In this brief book, Murray manages to hit almost all the verbal tics that are so infuriating that their repetition may drive me to an early grave: “unique” used to mean special rather than the one and only; the confusion of “less” with “fewer,” and — the pièce de résistance in the grammar hall of shame — misusing the word “literally.” I recently heard the director of a Shakespeare play going on about how we “literally” get to see Henry V growing up before our eyes. Now, that would be an awfully long production.

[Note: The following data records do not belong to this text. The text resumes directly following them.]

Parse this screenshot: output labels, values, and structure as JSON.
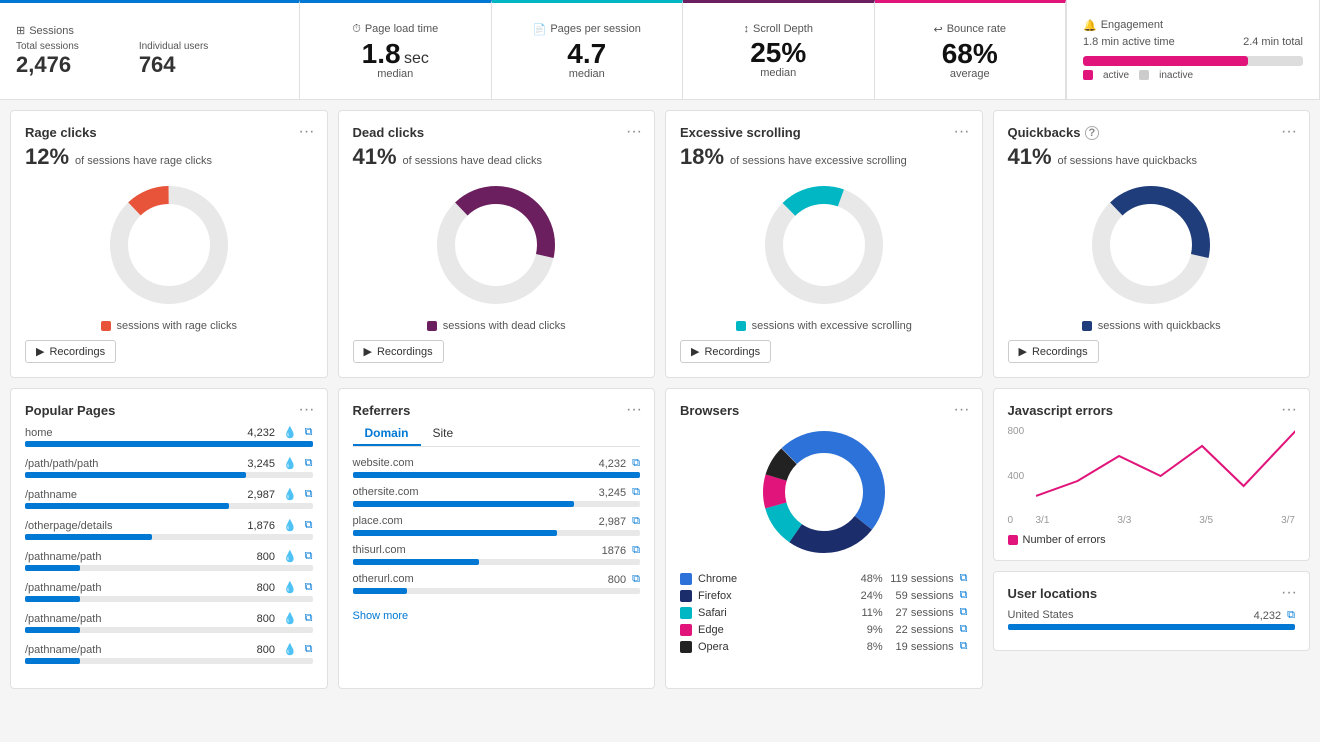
{
  "topbar": {
    "sessions_label": "Sessions",
    "total_sessions_label": "Total sessions",
    "total_sessions_value": "2,476",
    "individual_users_label": "Individual users",
    "individual_users_value": "764",
    "page_load_label": "Page load time",
    "page_load_value": "1.8",
    "page_load_unit": "sec",
    "page_load_sub": "median",
    "pages_per_session_label": "Pages per session",
    "pages_per_session_value": "4.7",
    "pages_per_session_sub": "median",
    "scroll_depth_label": "Scroll Depth",
    "scroll_depth_value": "25%",
    "scroll_depth_sub": "median",
    "bounce_rate_label": "Bounce rate",
    "bounce_rate_value": "68%",
    "bounce_rate_sub": "average",
    "engagement_label": "Engagement",
    "engagement_active_label": "1.8 min active time",
    "engagement_total_label": "2.4 min total",
    "engagement_active": "active",
    "engagement_inactive": "inactive",
    "engagement_bar_pct": 75
  },
  "rage_clicks": {
    "title": "Rage clicks",
    "pct": "12%",
    "desc": "of sessions have rage clicks",
    "color": "#e8543a",
    "legend": "sessions with rage clicks",
    "recordings_btn": "Recordings",
    "donut_value": 12,
    "donut_color": "#e8543a"
  },
  "dead_clicks": {
    "title": "Dead clicks",
    "pct": "41%",
    "desc": "of sessions have dead clicks",
    "color": "#6b1f5e",
    "legend": "sessions with dead clicks",
    "recordings_btn": "Recordings",
    "donut_value": 41,
    "donut_color": "#6b1f5e"
  },
  "excessive_scrolling": {
    "title": "Excessive scrolling",
    "pct": "18%",
    "desc": "of sessions have excessive scrolling",
    "color": "#00b7c3",
    "legend": "sessions with excessive scrolling",
    "recordings_btn": "Recordings",
    "donut_value": 18,
    "donut_color": "#00b7c3"
  },
  "quickbacks": {
    "title": "Quickbacks",
    "pct": "41%",
    "desc": "of sessions have quickbacks",
    "color": "#1f3d7a",
    "legend": "sessions with quickbacks",
    "recordings_btn": "Recordings",
    "donut_value": 41,
    "donut_color": "#1f3d7a"
  },
  "popular_pages": {
    "title": "Popular Pages",
    "pages": [
      {
        "name": "home",
        "value": "4,232",
        "bar_pct": 100
      },
      {
        "name": "/path/path/path",
        "value": "3,245",
        "bar_pct": 77
      },
      {
        "name": "/pathname",
        "value": "2,987",
        "bar_pct": 71
      },
      {
        "name": "/otherpage/details",
        "value": "1,876",
        "bar_pct": 44
      },
      {
        "name": "/pathname/path",
        "value": "800",
        "bar_pct": 19
      },
      {
        "name": "/pathname/path",
        "value": "800",
        "bar_pct": 19
      },
      {
        "name": "/pathname/path",
        "value": "800",
        "bar_pct": 19
      },
      {
        "name": "/pathname/path",
        "value": "800",
        "bar_pct": 19
      }
    ]
  },
  "referrers": {
    "title": "Referrers",
    "tabs": [
      "Domain",
      "Site"
    ],
    "active_tab": "Domain",
    "rows": [
      {
        "name": "website.com",
        "value": "4,232",
        "bar_pct": 100
      },
      {
        "name": "othersite.com",
        "value": "3,245",
        "bar_pct": 77
      },
      {
        "name": "place.com",
        "value": "2,987",
        "bar_pct": 71
      },
      {
        "name": "thisurl.com",
        "value": "1876",
        "bar_pct": 44
      },
      {
        "name": "otherurl.com",
        "value": "800",
        "bar_pct": 19
      }
    ],
    "show_more": "Show more"
  },
  "browsers": {
    "title": "Browsers",
    "items": [
      {
        "name": "Chrome",
        "pct": "48%",
        "sessions": "119 sessions",
        "color": "#2d72d9"
      },
      {
        "name": "Firefox",
        "pct": "24%",
        "sessions": "59 sessions",
        "color": "#1c2d6b"
      },
      {
        "name": "Safari",
        "pct": "11%",
        "sessions": "27 sessions",
        "color": "#00b7c3"
      },
      {
        "name": "Edge",
        "pct": "9%",
        "sessions": "22 sessions",
        "color": "#e0147a"
      },
      {
        "name": "Opera",
        "pct": "8%",
        "sessions": "19 sessions",
        "color": "#222"
      }
    ]
  },
  "js_errors": {
    "title": "Javascript errors",
    "y_labels": [
      "800",
      "400",
      "0"
    ],
    "x_labels": [
      "3/1",
      "3/3",
      "3/5",
      "3/7"
    ],
    "legend": "Number of errors",
    "legend_color": "#e0147a"
  },
  "user_locations": {
    "title": "User locations",
    "rows": [
      {
        "name": "United States",
        "value": "4,232",
        "bar_pct": 100
      }
    ]
  }
}
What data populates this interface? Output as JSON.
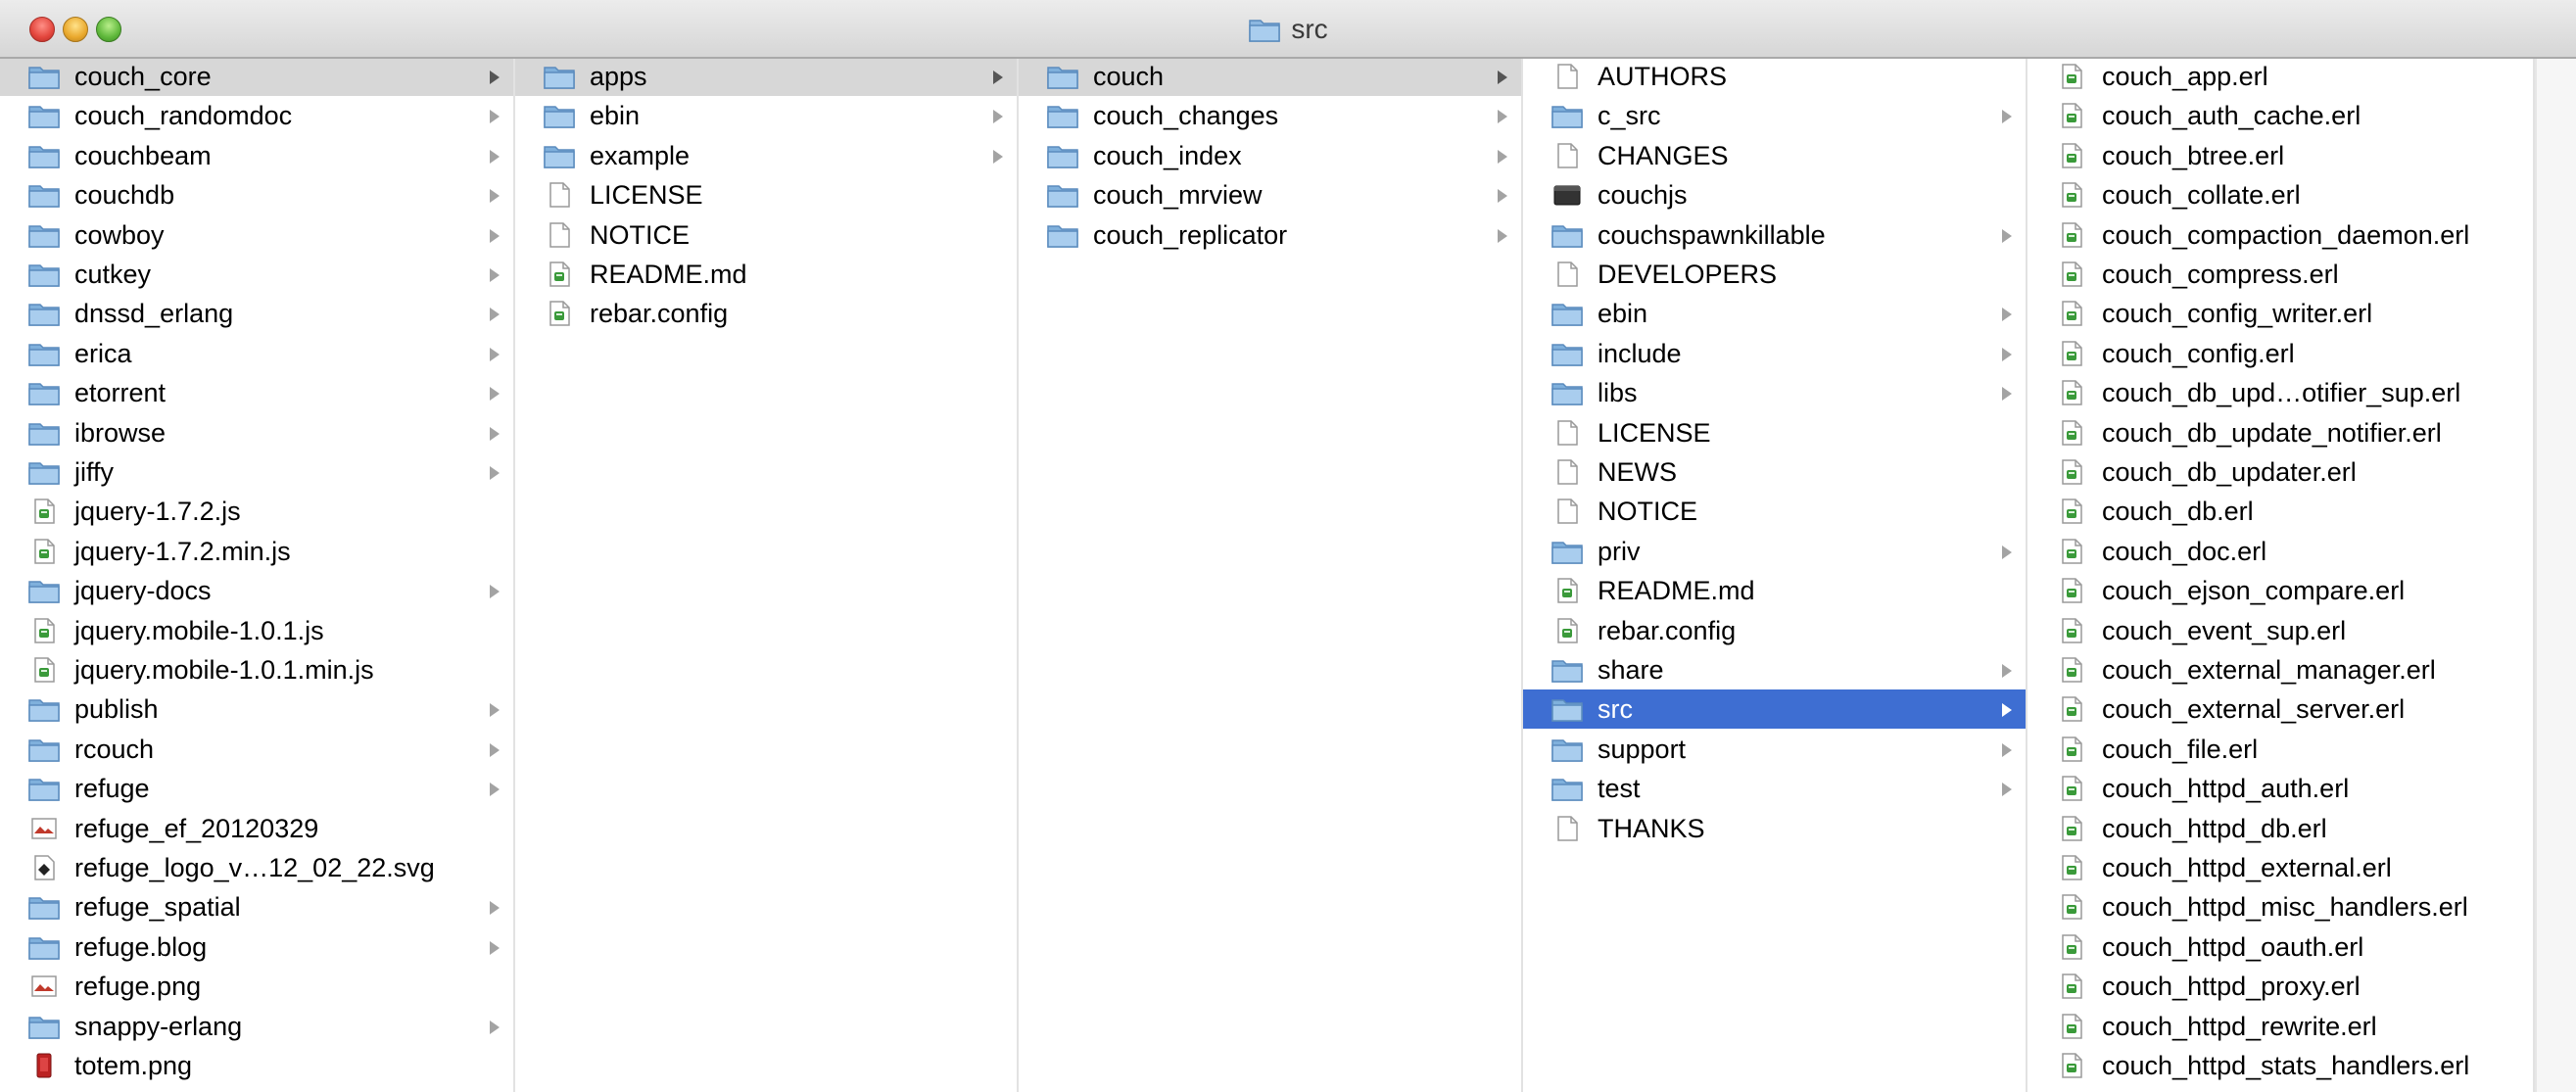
{
  "window": {
    "title": "src",
    "colors": {
      "selection": "#3e6ed2",
      "path_highlight": "#d7d7d7",
      "folder": "#8db8e0"
    }
  },
  "columns": [
    {
      "items": [
        {
          "label": "couch_core",
          "icon": "folder-icon",
          "arrow": true,
          "state": "active"
        },
        {
          "label": "couch_randomdoc",
          "icon": "folder-icon",
          "arrow": true
        },
        {
          "label": "couchbeam",
          "icon": "folder-icon",
          "arrow": true
        },
        {
          "label": "couchdb",
          "icon": "folder-icon",
          "arrow": true
        },
        {
          "label": "cowboy",
          "icon": "folder-icon",
          "arrow": true
        },
        {
          "label": "cutkey",
          "icon": "folder-icon",
          "arrow": true
        },
        {
          "label": "dnssd_erlang",
          "icon": "folder-icon",
          "arrow": true
        },
        {
          "label": "erica",
          "icon": "folder-icon",
          "arrow": true
        },
        {
          "label": "etorrent",
          "icon": "folder-icon",
          "arrow": true
        },
        {
          "label": "ibrowse",
          "icon": "folder-icon",
          "arrow": true
        },
        {
          "label": "jiffy",
          "icon": "folder-icon",
          "arrow": true
        },
        {
          "label": "jquery-1.7.2.js",
          "icon": "script-file-icon"
        },
        {
          "label": "jquery-1.7.2.min.js",
          "icon": "script-file-icon"
        },
        {
          "label": "jquery-docs",
          "icon": "folder-icon",
          "arrow": true
        },
        {
          "label": "jquery.mobile-1.0.1.js",
          "icon": "script-file-icon"
        },
        {
          "label": "jquery.mobile-1.0.1.min.js",
          "icon": "script-file-icon"
        },
        {
          "label": "publish",
          "icon": "folder-icon",
          "arrow": true
        },
        {
          "label": "rcouch",
          "icon": "folder-icon",
          "arrow": true
        },
        {
          "label": "refuge",
          "icon": "folder-icon",
          "arrow": true
        },
        {
          "label": "refuge_ef_20120329",
          "icon": "image-file-icon"
        },
        {
          "label": "refuge_logo_v…12_02_22.svg",
          "icon": "svg-file-icon"
        },
        {
          "label": "refuge_spatial",
          "icon": "folder-icon",
          "arrow": true
        },
        {
          "label": "refuge.blog",
          "icon": "folder-icon",
          "arrow": true
        },
        {
          "label": "refuge.png",
          "icon": "image-file-icon"
        },
        {
          "label": "snappy-erlang",
          "icon": "folder-icon",
          "arrow": true
        },
        {
          "label": "totem.png",
          "icon": "red-image-icon"
        }
      ]
    },
    {
      "items": [
        {
          "label": "apps",
          "icon": "folder-icon",
          "arrow": true,
          "state": "active"
        },
        {
          "label": "ebin",
          "icon": "folder-icon",
          "arrow": true
        },
        {
          "label": "example",
          "icon": "folder-icon",
          "arrow": true
        },
        {
          "label": "LICENSE",
          "icon": "document-icon"
        },
        {
          "label": "NOTICE",
          "icon": "document-icon"
        },
        {
          "label": "README.md",
          "icon": "script-file-icon"
        },
        {
          "label": "rebar.config",
          "icon": "script-file-icon"
        }
      ]
    },
    {
      "items": [
        {
          "label": "couch",
          "icon": "folder-icon",
          "arrow": true,
          "state": "active"
        },
        {
          "label": "couch_changes",
          "icon": "folder-icon",
          "arrow": true
        },
        {
          "label": "couch_index",
          "icon": "folder-icon",
          "arrow": true
        },
        {
          "label": "couch_mrview",
          "icon": "folder-icon",
          "arrow": true
        },
        {
          "label": "couch_replicator",
          "icon": "folder-icon",
          "arrow": true
        }
      ]
    },
    {
      "items": [
        {
          "label": "AUTHORS",
          "icon": "document-icon"
        },
        {
          "label": "c_src",
          "icon": "folder-icon",
          "arrow": true
        },
        {
          "label": "CHANGES",
          "icon": "document-icon"
        },
        {
          "label": "couchjs",
          "icon": "executable-icon"
        },
        {
          "label": "couchspawnkillable",
          "icon": "folder-icon",
          "arrow": true
        },
        {
          "label": "DEVELOPERS",
          "icon": "document-icon"
        },
        {
          "label": "ebin",
          "icon": "folder-icon",
          "arrow": true
        },
        {
          "label": "include",
          "icon": "folder-icon",
          "arrow": true
        },
        {
          "label": "libs",
          "icon": "folder-icon",
          "arrow": true
        },
        {
          "label": "LICENSE",
          "icon": "document-icon"
        },
        {
          "label": "NEWS",
          "icon": "document-icon"
        },
        {
          "label": "NOTICE",
          "icon": "document-icon"
        },
        {
          "label": "priv",
          "icon": "folder-icon",
          "arrow": true
        },
        {
          "label": "README.md",
          "icon": "script-file-icon"
        },
        {
          "label": "rebar.config",
          "icon": "script-file-icon"
        },
        {
          "label": "share",
          "icon": "folder-icon",
          "arrow": true
        },
        {
          "label": "src",
          "icon": "folder-icon",
          "arrow": true,
          "state": "selected"
        },
        {
          "label": "support",
          "icon": "folder-icon",
          "arrow": true
        },
        {
          "label": "test",
          "icon": "folder-icon",
          "arrow": true
        },
        {
          "label": "THANKS",
          "icon": "document-icon"
        }
      ]
    },
    {
      "items": [
        {
          "label": "couch_app.erl",
          "icon": "script-file-icon"
        },
        {
          "label": "couch_auth_cache.erl",
          "icon": "script-file-icon"
        },
        {
          "label": "couch_btree.erl",
          "icon": "script-file-icon"
        },
        {
          "label": "couch_collate.erl",
          "icon": "script-file-icon"
        },
        {
          "label": "couch_compaction_daemon.erl",
          "icon": "script-file-icon"
        },
        {
          "label": "couch_compress.erl",
          "icon": "script-file-icon"
        },
        {
          "label": "couch_config_writer.erl",
          "icon": "script-file-icon"
        },
        {
          "label": "couch_config.erl",
          "icon": "script-file-icon"
        },
        {
          "label": "couch_db_upd…otifier_sup.erl",
          "icon": "script-file-icon"
        },
        {
          "label": "couch_db_update_notifier.erl",
          "icon": "script-file-icon"
        },
        {
          "label": "couch_db_updater.erl",
          "icon": "script-file-icon"
        },
        {
          "label": "couch_db.erl",
          "icon": "script-file-icon"
        },
        {
          "label": "couch_doc.erl",
          "icon": "script-file-icon"
        },
        {
          "label": "couch_ejson_compare.erl",
          "icon": "script-file-icon"
        },
        {
          "label": "couch_event_sup.erl",
          "icon": "script-file-icon"
        },
        {
          "label": "couch_external_manager.erl",
          "icon": "script-file-icon"
        },
        {
          "label": "couch_external_server.erl",
          "icon": "script-file-icon"
        },
        {
          "label": "couch_file.erl",
          "icon": "script-file-icon"
        },
        {
          "label": "couch_httpd_auth.erl",
          "icon": "script-file-icon"
        },
        {
          "label": "couch_httpd_db.erl",
          "icon": "script-file-icon"
        },
        {
          "label": "couch_httpd_external.erl",
          "icon": "script-file-icon"
        },
        {
          "label": "couch_httpd_misc_handlers.erl",
          "icon": "script-file-icon"
        },
        {
          "label": "couch_httpd_oauth.erl",
          "icon": "script-file-icon"
        },
        {
          "label": "couch_httpd_proxy.erl",
          "icon": "script-file-icon"
        },
        {
          "label": "couch_httpd_rewrite.erl",
          "icon": "script-file-icon"
        },
        {
          "label": "couch_httpd_stats_handlers.erl",
          "icon": "script-file-icon"
        }
      ]
    }
  ]
}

As much as I like Mr. Murray’s tips, I regret that he didn’t address what I regard as the most horrific (and revealing) grammatical error afoot in the land: “he,” “she,” and “I” for “him,” “her,” and “me.” It isn’t the uneducated but graduates of good schools who nowadays say, “I gave it to Jim and he.” This betrays a certain unfamiliarity with grammar — and thus with the process of thinking itself. This curmudgeon’s tip: The nominative (“he,” “she,” “I”) acts, the accusative (“him,” “her,” and “me”) is the object that is acted upon, and the dative is a receiver, or indirect object (“him” again). Please, give it to Jim and him. Confusing the subject and its object or indirect object comes under the heading of what my dear, late mother liked to call “a dead giveaway” — a seemingly minor error that reveals heretofore hidden depths of depravity.
That some of the tips on self-presentation must be given at all is a sad commentary on Baby Boomer parenting. “First, abstaining from casual obscenity gives you the aura of an adult,” Murray writes. No kidding. Murray also takes on “piercings, tattoos, and hair of a color not known to nature.” Such decorations are fine for the mailroom but not for a position in which one might be more widely seen. Don’t even ask for a rationale on the tattoo front, because “it does no good to remind curmudgeons that tattoos have been around for millennia.” Bravo!
The book’s first half deals with presenting oneself on the job, the second with the formation of the self and living a happy life. When I interviewed Murray many years ago, when his 1988 book In Pursuit of Happiness and Good Government came out, I was struck by his entirely secular attitude. Something has changed. While still an agnostic, Murray, who attends Quaker services with his wife, is “shakier” in his non-belief, and counsels: “Take religion seriously, especially if you have been socialized not to.” He also counsels taking marriage seriously.
Murray’s final tip is to watch the movie Groundhog Day, about a smug TV weatherman who disdains a small town but after getting stuck there learns not to be a conceited jerk. Not being disdainful is the cornerstone of Murray’s advice for success at work and happiness in life. I may not get around to rereading Aristotle’s Nicomachean Ethics, which Murray says is the longer version of Groundhog Day, but I have a permanent place for The Curmudgeon’s Guide on a shelf beside my copy of The Elements of Style (which Murray heartily recommends). I love its crisp, firm tone, reminiscent of Elements but with a bit of Miss Manners and a serious consideration of the cardinal virtues thrown into the mix. As I might have put it before reading this book, “Like, this is going to be a classic, dude.”
– Charlotte Hays is the director of cultural programs at the Independent Women’s Forum and the author, most recently, of When Did White Trash Become the New Normal? A Southern Lady Asks the Impertinent Question.